Queen Elizabeth II declared the 30th Olympic Games open in London amidst thunderous cheers from the capacity crowd of 80,000 signalling the launch of the biggest sporting spectacle on the planet and the night sky lit up with dazzling fireworks.
The 27 million pound three-and-a-half-hour long opening ceremony, which magically transformed the stadium into a rural British idyll, complete with cows, horses, sheep and dogs and synthetic clouds to provide traditional British rain, was designed by Oscar winning film director Danny Boyle to give Britons a “picture of ourselves as a nation”.
More than 10,000 performers took part in the opening extravaganza which vividly brought about the countryside scenes — a cricket pitch, traditional cottages, mining wheel and people dressed in the Victorian era.
Former England football captain David Beckham brought the Olympic flame on a speedboat on the Thames river before handing it over to five-time Olympic gold medallist rower Sir Steve Redgrave.
A group of seven athletes nominated by British Olympic champions then took the flame from Redgrave and ran around the stadium before lighting the Games’ Couldron made up of 204 copper petals carried in by teams from across the world.

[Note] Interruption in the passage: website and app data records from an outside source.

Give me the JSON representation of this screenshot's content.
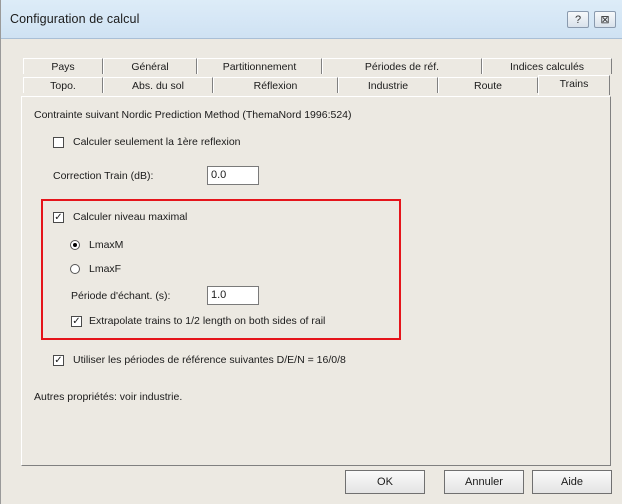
{
  "window": {
    "title": "Configuration de calcul",
    "help_btn": "?",
    "close_btn": "⊠"
  },
  "tabs_row1": [
    "Pays",
    "Général",
    "Partitionnement",
    "Périodes de réf.",
    "Indices calculés"
  ],
  "tabs_row2": [
    "Topo.",
    "Abs. du sol",
    "Réflexion",
    "Industrie",
    "Route",
    "Trains"
  ],
  "active_tab": "Trains",
  "panel": {
    "method_text": "Contrainte suivant Nordic Prediction Method (ThemaNord 1996:524)",
    "first_reflection": {
      "label": "Calculer seulement la 1ère reflexion",
      "checked": false
    },
    "correction": {
      "label": "Correction Train (dB):",
      "value": "0.0"
    },
    "max_level": {
      "label": "Calculer niveau maximal",
      "checked": true
    },
    "radio_lmaxm": {
      "label": "LmaxM",
      "selected": true
    },
    "radio_lmaxf": {
      "label": "LmaxF",
      "selected": false
    },
    "periode": {
      "label": "Période d'échant. (s):",
      "value": "1.0"
    },
    "extrapolate": {
      "label": "Extrapolate trains to 1/2 length on both sides of rail",
      "checked": true
    },
    "ref_periods": {
      "label": "Utiliser les périodes de référence suivantes D/E/N = 16/0/8",
      "checked": true
    },
    "other_props": "Autres propriétés: voir industrie.",
    "check_mark": "✓"
  },
  "buttons": {
    "ok": "OK",
    "cancel": "Annuler",
    "help": "Aide"
  },
  "colors": {
    "highlight_box": "#e5141b",
    "dialog_bg": "#ece9e2"
  }
}
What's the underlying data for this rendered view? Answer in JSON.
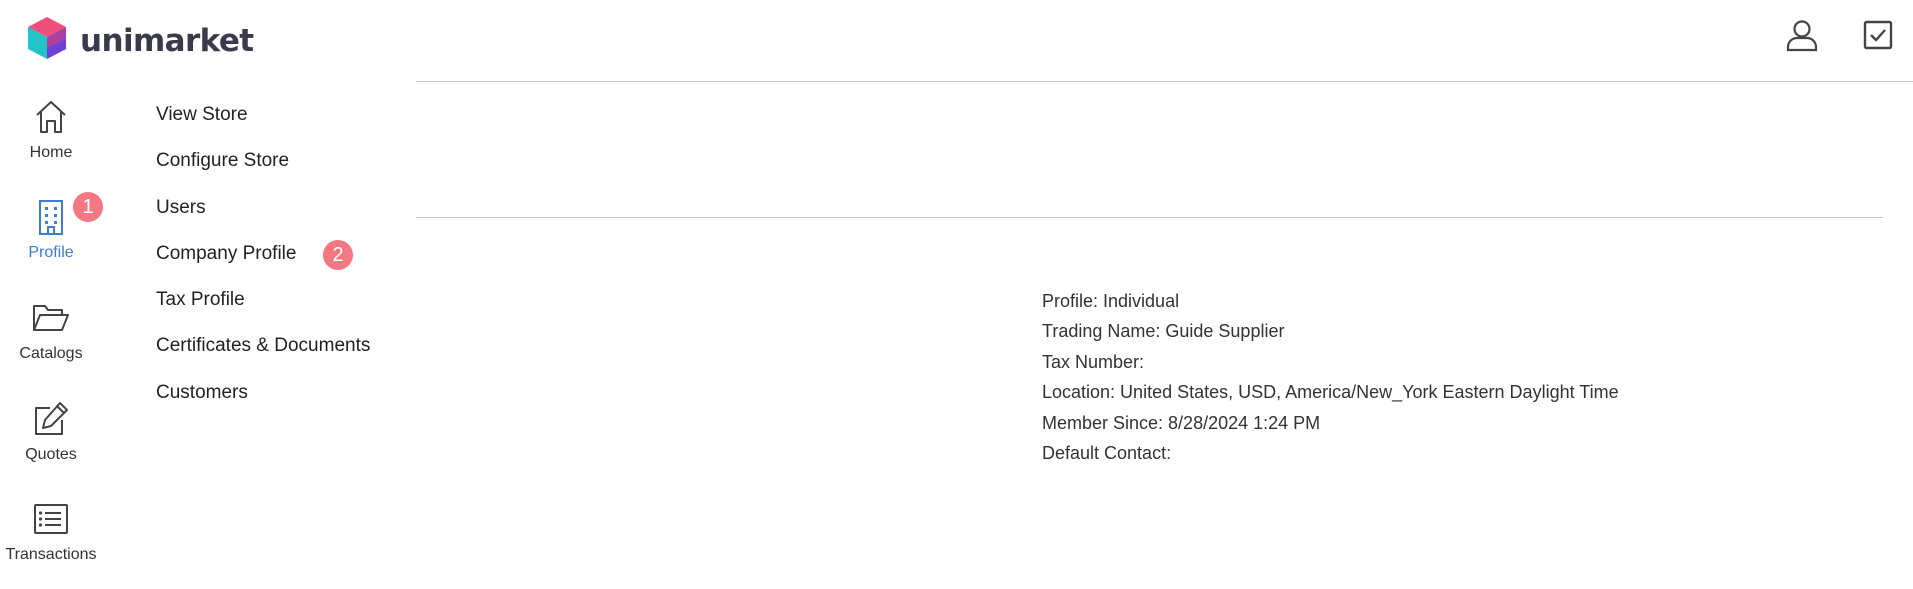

The competitive action will unfold tomorrow as around 10,500 athletes from 204 countries affiliated to the International Olympic Committee will battle for glory and honour in 39 disciplines in the next 17 days.